**Problem to solve:**
For each line of the data below, copy it if it holds the word "President".

[Data extracted from a collection]
####
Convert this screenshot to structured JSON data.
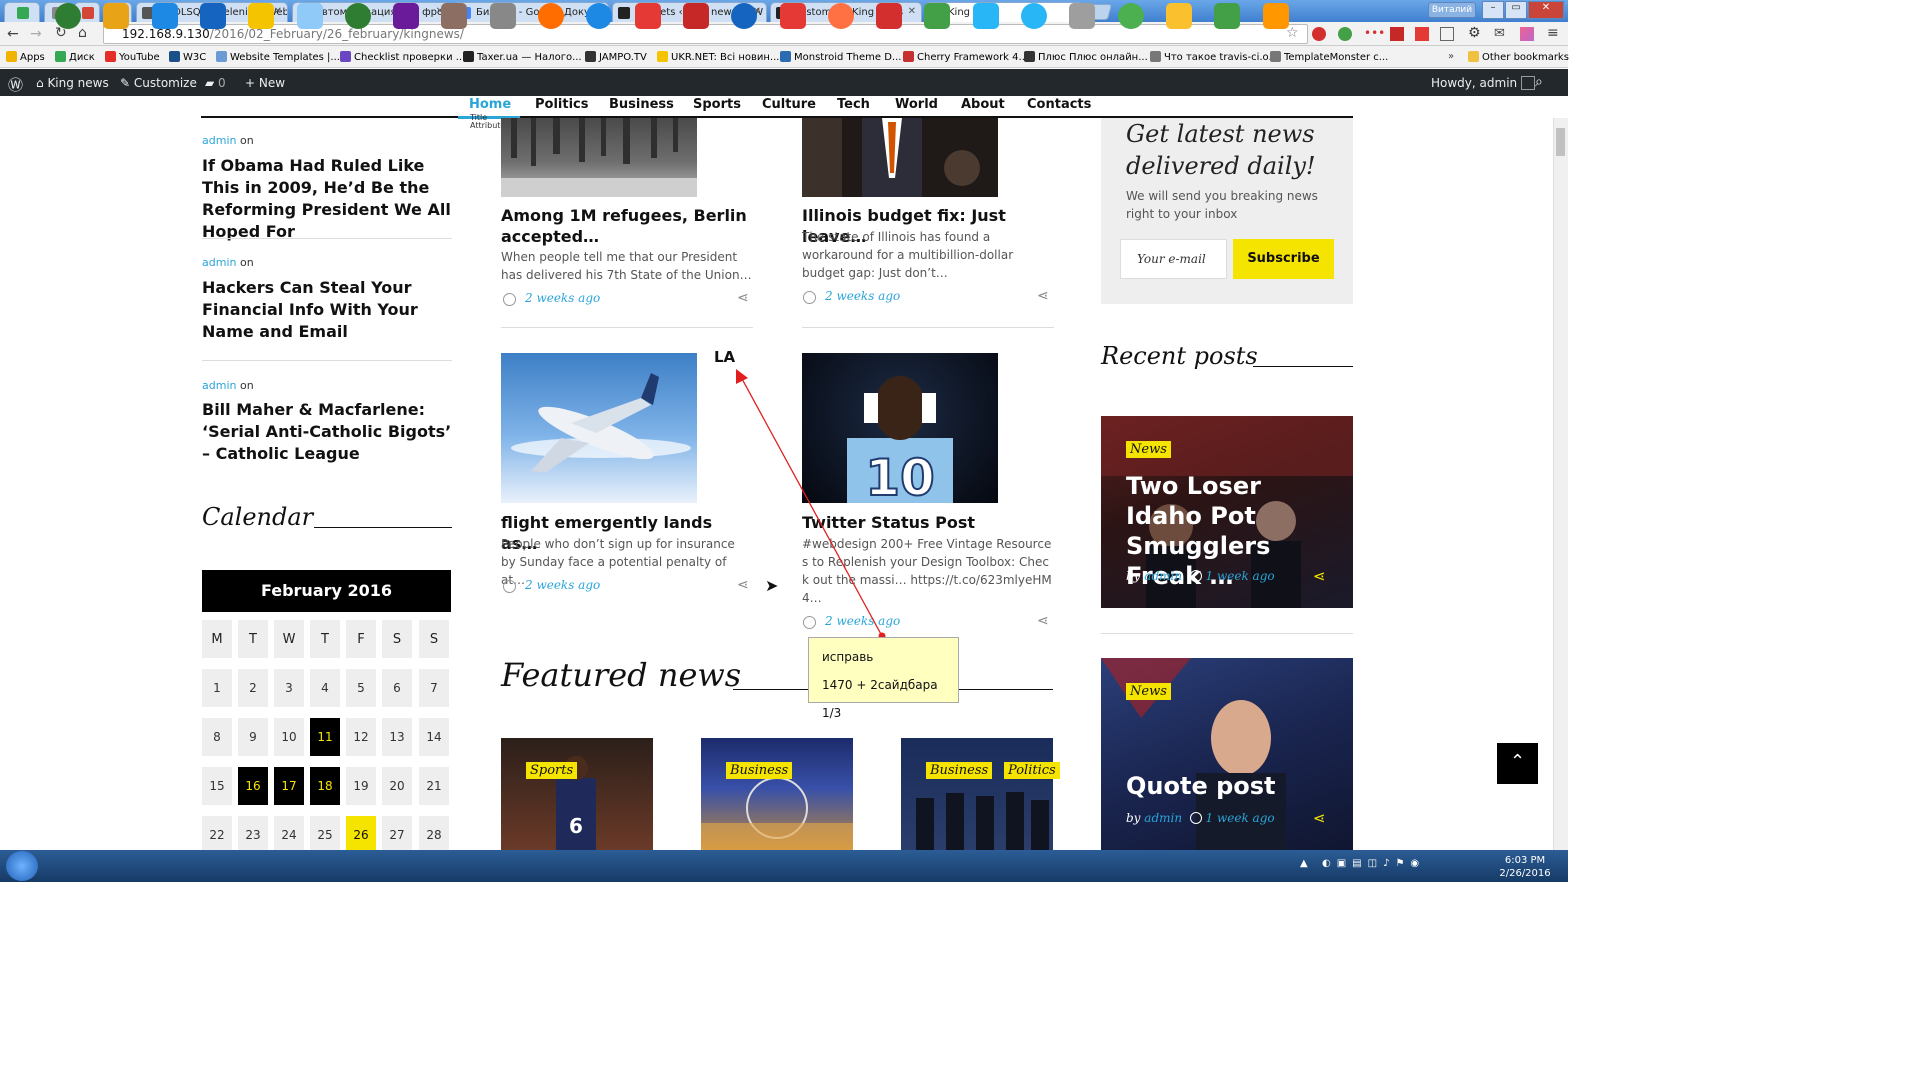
{
  "browser": {
    "tabs": [
      {
        "label": "",
        "color": "#34a853"
      },
      {
        "label": "",
        "color": "#888888"
      },
      {
        "label": "",
        "color": "#d44638"
      },
      {
        "label": "",
        "color": "#2b6cb0"
      },
      {
        "label": "TOOLSQA | Selenium Web",
        "color": "#555555"
      },
      {
        "label": "Автоматизация для фрон",
        "color": "#e52d27"
      },
      {
        "label": "Билеты - Google Докумен",
        "color": "#4285f4"
      },
      {
        "label": "Widgets ‹ King news — W",
        "color": "#222222"
      },
      {
        "label": "Customize: King news",
        "color": "#222222"
      },
      {
        "label": "King news",
        "color": "#222222"
      }
    ],
    "user": "Виталий",
    "url_host": "192.168.9.130",
    "url_path": "/2016/02_February/26_february/kingnews/",
    "bookmarks": [
      {
        "label": "Apps",
        "color": "#f0b400"
      },
      {
        "label": "Диск",
        "color": "#34a853"
      },
      {
        "label": "YouTube",
        "color": "#e52d27"
      },
      {
        "label": "W3C",
        "color": "#1a4f8a"
      },
      {
        "label": "Website Templates |...",
        "color": "#6a9bd4"
      },
      {
        "label": "Checklist проверки ...",
        "color": "#6b46c1"
      },
      {
        "label": "Taxer.ua — Налого...",
        "color": "#222222"
      },
      {
        "label": "JAMPO.TV",
        "color": "#333333"
      },
      {
        "label": "UKR.NET: Всі новин...",
        "color": "#f5c400"
      },
      {
        "label": "Monstroid Theme D...",
        "color": "#2b6cb0"
      },
      {
        "label": "Cherry Framework 4...",
        "color": "#c53030"
      },
      {
        "label": "Плюс Плюс онлайн...",
        "color": "#333333"
      },
      {
        "label": "Что такое travis-ci.o...",
        "color": "#777777"
      },
      {
        "label": "TemplateMonster c...",
        "color": "#777777"
      }
    ],
    "other_bookmarks": "Other bookmarks"
  },
  "adminbar": {
    "site": "King news",
    "customize": "Customize",
    "comments": "0",
    "new": "New",
    "howdy": "Howdy, admin"
  },
  "nav": {
    "items": [
      "Home",
      "Politics",
      "Business",
      "Sports",
      "Culture",
      "Tech",
      "World",
      "About",
      "Contacts"
    ],
    "title_attr_line1": "Title",
    "title_attr_line2": "Attribute"
  },
  "left_posts": [
    {
      "author": "admin",
      "on": "on",
      "title": "If Obama Had Ruled Like This in 2009, He’d Be the Reforming President We All Hoped For"
    },
    {
      "author": "admin",
      "on": "on",
      "title": "Hackers Can Steal Your Financial Info With Your Name and Email"
    },
    {
      "author": "admin",
      "on": "on",
      "title": "Bill Maher & Macfarlene: ‘Serial Anti-Catholic Bigots’ – Catholic League"
    }
  ],
  "calendar": {
    "title": "Calendar",
    "month": "February 2016",
    "weekdays": [
      "M",
      "T",
      "W",
      "T",
      "F",
      "S",
      "S"
    ],
    "days": [
      "1",
      "2",
      "3",
      "4",
      "5",
      "6",
      "7",
      "8",
      "9",
      "10",
      "11",
      "12",
      "13",
      "14",
      "15",
      "16",
      "17",
      "18",
      "19",
      "20",
      "21",
      "22",
      "23",
      "24",
      "25",
      "26",
      "27",
      "28"
    ],
    "highlighted": [
      "11",
      "16",
      "17",
      "18"
    ],
    "today": "26"
  },
  "posts": [
    {
      "title": "Among 1M refugees, Berlin accepted…",
      "excerpt": "When people tell me that our President has delivered his 7th State of the Union…",
      "time": "2 weeks ago"
    },
    {
      "title": "Illinois budget fix: Just leave…",
      "excerpt": "The state of Illinois has found a workaround for a multibillion-dollar budget gap: Just don’t…",
      "time": "2 weeks ago"
    },
    {
      "title": "flight emergently lands as…",
      "excerpt": "People who don’t sign up for insurance by Sunday face a potential penalty of at…",
      "time": "2 weeks ago"
    },
    {
      "title": "Twitter Status Post",
      "excerpt": "#webdesign 200+ Free Vintage Resources to Replenish your Design Toolbox: Check out the massi… https://t.co/623mlyeHM4…",
      "time": "2 weeks ago"
    }
  ],
  "featured": {
    "title": "Featured news",
    "cards": [
      {
        "tags": [
          "Sports"
        ]
      },
      {
        "tags": [
          "Business"
        ]
      },
      {
        "tags": [
          "Business",
          "Politics"
        ]
      }
    ]
  },
  "newsletter": {
    "title": "Get latest news delivered daily!",
    "text": "We will send you breaking news right to your inbox",
    "placeholder": "Your e-mail",
    "button": "Subscribe"
  },
  "recent": {
    "title": "Recent posts",
    "cards": [
      {
        "tag": "News",
        "title": "Two Loser Idaho Pot Smugglers Freak …",
        "by": "by",
        "author": "admin",
        "time": "1 week ago"
      },
      {
        "tag": "News",
        "title": "Quote post",
        "by": "by",
        "author": "admin",
        "time": "1 week ago"
      }
    ]
  },
  "annotation": {
    "label": "LA",
    "note_line1": "исправь",
    "note_line2": "1470 + 2сайдбара 1/3"
  },
  "taskbar": {
    "time": "6:03 PM",
    "date": "2/26/2016",
    "apps": [
      "#2e7d32",
      "#e8a317",
      "#1e88e5",
      "#1565c0",
      "#f5c400",
      "#90caf9",
      "#2e7d32",
      "#6a1b9a",
      "#8d6e63",
      "#888888",
      "#ff6d00",
      "#1e88e5",
      "#e53935",
      "#c62828",
      "#1565c0",
      "#e53935",
      "#ff7043",
      "#d32f2f",
      "#43a047",
      "#29b6f6",
      "#29b6f6",
      "#9e9e9e",
      "#4caf50",
      "#fbc02d",
      "#43a047",
      "#ff9800"
    ]
  }
}
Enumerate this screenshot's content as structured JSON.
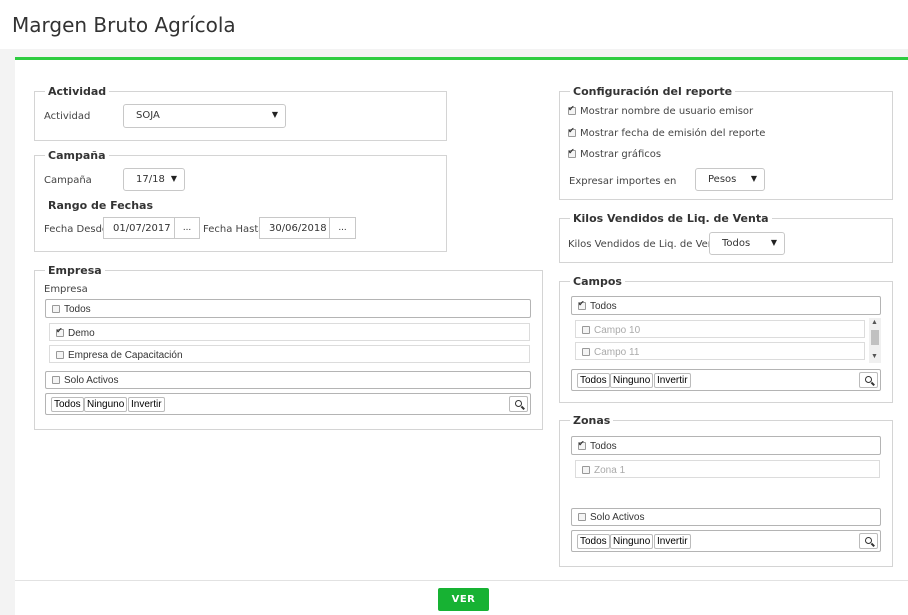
{
  "header": {
    "title": "Margen Bruto Agrícola"
  },
  "actividad": {
    "legend": "Actividad",
    "label": "Actividad",
    "value": "SOJA"
  },
  "campana": {
    "legend": "Campaña",
    "label": "Campaña",
    "value": "17/18",
    "rango_title": "Rango de Fechas",
    "desde_label": "Fecha Desde",
    "desde_value": "01/07/2017",
    "hasta_label": "Fecha Hasta",
    "hasta_value": "30/06/2018",
    "ellipsis": "..."
  },
  "empresa": {
    "legend": "Empresa",
    "label": "Empresa",
    "todos": "Todos",
    "items": [
      "Demo",
      "Empresa de Capacitación"
    ],
    "solo_activos": "Solo Activos",
    "btn_todos": "Todos",
    "btn_ninguno": "Ninguno",
    "btn_invertir": "Invertir"
  },
  "config": {
    "legend": "Configuración del reporte",
    "opt1": "Mostrar nombre de usuario emisor",
    "opt2": "Mostrar fecha de emisión del reporte",
    "opt3": "Mostrar gráficos",
    "importes_label": "Expresar importes en",
    "importes_value": "Pesos"
  },
  "kilos": {
    "legend": "Kilos Vendidos de Liq. de Venta",
    "label": "Kilos Vendidos de Liq. de Venta",
    "value": "Todos"
  },
  "campos": {
    "legend": "Campos",
    "todos": "Todos",
    "items": [
      "Campo 10",
      "Campo 11"
    ],
    "btn_todos": "Todos",
    "btn_ninguno": "Ninguno",
    "btn_invertir": "Invertir"
  },
  "zonas": {
    "legend": "Zonas",
    "todos": "Todos",
    "items": [
      "Zona 1"
    ],
    "solo_activos": "Solo Activos",
    "btn_todos": "Todos",
    "btn_ninguno": "Ninguno",
    "btn_invertir": "Invertir"
  },
  "footer": {
    "ver_label": "VER"
  },
  "colors": {
    "accent": "#2ecc40",
    "button": "#17b233"
  }
}
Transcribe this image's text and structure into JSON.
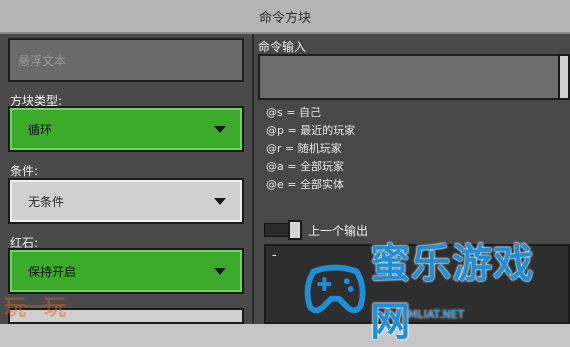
{
  "window": {
    "title": "命令方块"
  },
  "left": {
    "hover_text_placeholder": "悬浮文本",
    "block_type_label": "方块类型:",
    "block_type_value": "循环",
    "condition_label": "条件:",
    "condition_value": "无条件",
    "redstone_label": "红石:",
    "redstone_value": "保持开启"
  },
  "right": {
    "command_input_label": "命令输入",
    "selectors": [
      "@s = 自己",
      "@p = 最近的玩家",
      "@r = 随机玩家",
      "@a = 全部玩家",
      "@e = 全部实体"
    ],
    "previous_output_label": "上一个输出",
    "output_text": "-"
  },
  "colors": {
    "green_dropdown": "#3cab2c",
    "gray_dropdown": "#d0d0d0",
    "panel": "#4a4a4a",
    "watermark": "#1e8fd8"
  },
  "watermark": {
    "brand": "蜜乐游戏网",
    "site": "MLIAT.NET",
    "left_mark": "玩一玩"
  }
}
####
**Answer section:**
      "title": "If Obama Had Ruled Like This in 2009, He’d Be the Reforming President We All Hoped For"
      "excerpt": "When people tell me that our President has delivered his 7th State of the Union…",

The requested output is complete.